[[ Material to process, beginning ]]

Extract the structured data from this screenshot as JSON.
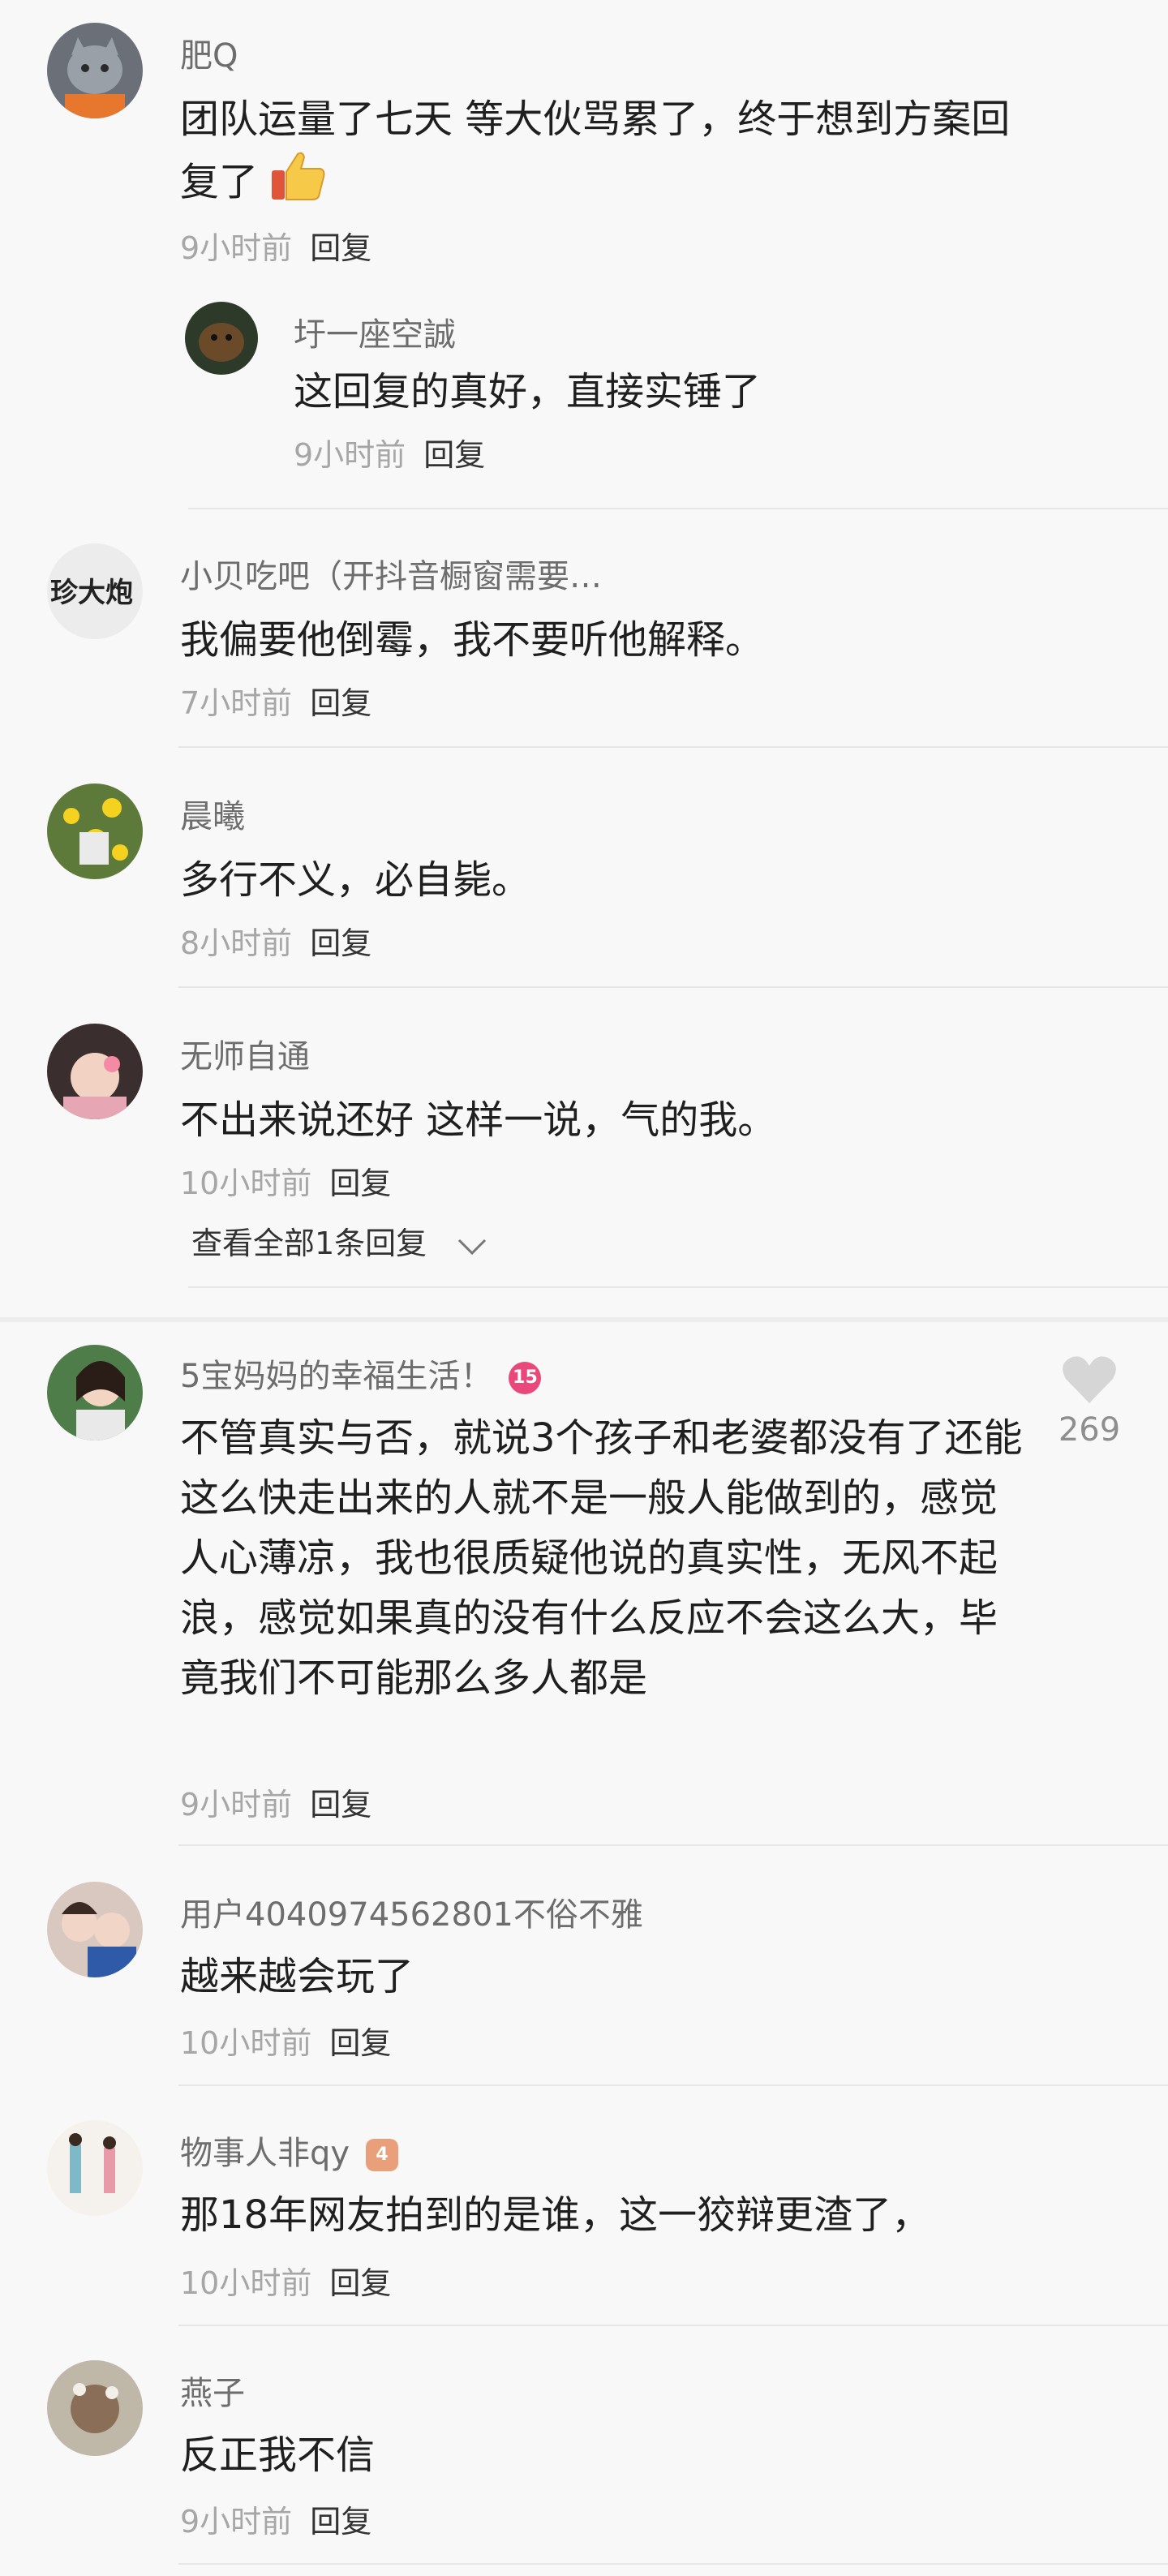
{
  "comments_top": [
    {
      "user": "肥Q",
      "text": "团队运量了七天 等大伙骂累了，终于想到方案回复了",
      "time": "9小时前",
      "reply": "回复",
      "sub": {
        "user": "圩一座空誠",
        "text": "这回复的真好，直接实锤了",
        "time": "9小时前",
        "reply": "回复"
      }
    },
    {
      "user": "小贝吃吧（开抖音橱窗需要…",
      "text": "我偏要他倒霉，我不要听他解释。",
      "time": "7小时前",
      "reply": "回复"
    },
    {
      "user": "晨曦",
      "text": "多行不义，必自毙。",
      "time": "8小时前",
      "reply": "回复"
    },
    {
      "user": "无师自通",
      "text": "不出来说还好 这样一说，气的我。",
      "time": "10小时前",
      "reply": "回复",
      "expand": "查看全部1条回复"
    }
  ],
  "comments_bottom": [
    {
      "user": "5宝妈妈的幸福生活！",
      "badge": "15",
      "text": "不管真实与否，就说3个孩子和老婆都没有了还能这么快走出来的人就不是一般人能做到的，感觉人心薄凉，我也很质疑他说的真实性，无风不起浪，感觉如果真的没有什么反应不会这么大，毕竟我们不可能那么多人都是",
      "time": "9小时前",
      "reply": "回复",
      "likes": "269"
    },
    {
      "user": "用户4040974562801不俗不雅",
      "text": "越来越会玩了",
      "time": "10小时前",
      "reply": "回复"
    },
    {
      "user": "物事人非qy",
      "badge": "4",
      "text": "那18年网友拍到的是谁，这一狡辩更渣了，",
      "time": "10小时前",
      "reply": "回复"
    },
    {
      "user": "燕子",
      "text": "反正我不信",
      "time": "9小时前",
      "reply": "回复"
    }
  ],
  "colors": {
    "badge_15": "#e8487a",
    "badge_4": "#e9a07a",
    "heart": "#d6d6d6"
  }
}
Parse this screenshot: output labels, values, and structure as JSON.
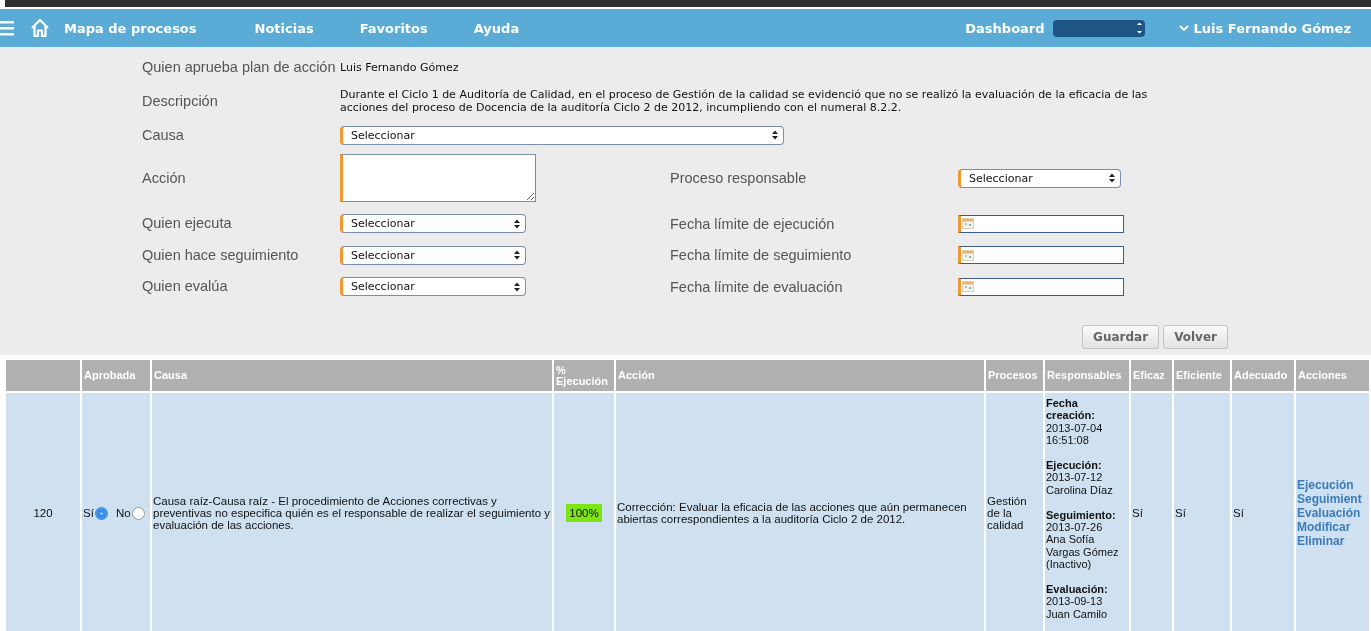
{
  "nav": {
    "menu_items": [
      "Mapa de procesos",
      "Noticias",
      "Favoritos",
      "Ayuda"
    ],
    "dashboard_label": "Dashboard",
    "user": "Luis Fernando Gómez"
  },
  "form": {
    "approver": {
      "label": "Quien aprueba plan de acción",
      "value": "Luis Fernando Gómez"
    },
    "description": {
      "label": "Descripción",
      "value": "Durante el Ciclo 1 de Auditoría de Calidad, en el proceso de Gestión de la calidad se evidenció que no se realizó la evaluación de la eficacia de las acciones del proceso de Docencia de la auditoría Ciclo 2 de 2012, incumpliendo con el numeral 8.2.2."
    },
    "cause": {
      "label": "Causa",
      "value": "Seleccionar"
    },
    "action": {
      "label": "Acción"
    },
    "left_fields": [
      {
        "label": "Quien ejecuta",
        "value": "Seleccionar"
      },
      {
        "label": "Quien hace seguimiento",
        "value": "Seleccionar"
      },
      {
        "label": "Quien evalúa",
        "value": "Seleccionar"
      }
    ],
    "process": {
      "label": "Proceso responsable",
      "value": "Seleccionar"
    },
    "date_fields": [
      {
        "label": "Fecha límite de ejecución"
      },
      {
        "label": "Fecha límite de seguimiento"
      },
      {
        "label": "Fecha límite de evaluación"
      }
    ],
    "buttons": [
      "Guardar",
      "Volver"
    ]
  },
  "table": {
    "columns": [
      "Aprobada",
      "Causa",
      "% Ejecución",
      "Acción",
      "Procesos",
      "Responsables",
      "Eficaz",
      "Eficiente",
      "Adecuado",
      "Acciones"
    ],
    "rows": [
      {
        "id": "120",
        "approval": [
          {
            "label": "Sí",
            "selected": true
          },
          {
            "label": "No",
            "selected": false
          }
        ],
        "cause": "Causa raíz-Causa raíz - El procedimiento de Acciones correctivas y preventivas no especifica quién es el responsable de realizar el seguimiento y evaluación de las acciones.",
        "execution": "100%",
        "action": "Corrección: Evaluar la eficacia de las acciones que aún permanecen abiertas correspondientes a la auditoría Ciclo 2 de 2012.",
        "process": "Gestión de la calidad",
        "responsibles": [
          {
            "label": "Fecha creación:",
            "lines": [
              "2013-07-04 16:51:08"
            ]
          },
          {
            "label": "Ejecución:",
            "lines": [
              "2013-07-12",
              "Carolina Díaz"
            ]
          },
          {
            "label": "Seguimiento:",
            "lines": [
              "2013-07-26",
              "Ana Sofía Vargas Gómez (Inactivo)"
            ]
          },
          {
            "label": "Evaluación:",
            "lines": [
              "2013-09-13",
              "Juan Camilo"
            ]
          }
        ],
        "effective": "Sí",
        "efficient": "Sí",
        "adequate": "Sí",
        "links": [
          "Ejecución",
          "Seguimient",
          "Evaluación",
          "Modificar",
          "Eliminar"
        ]
      }
    ]
  }
}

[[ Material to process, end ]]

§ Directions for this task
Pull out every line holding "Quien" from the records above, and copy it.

§ The answer
      "label": "Quien aprueba plan de acción",
        "label": "Quien ejecuta",
        "label": "Quien hace seguimiento",
        "label": "Quien evalúa",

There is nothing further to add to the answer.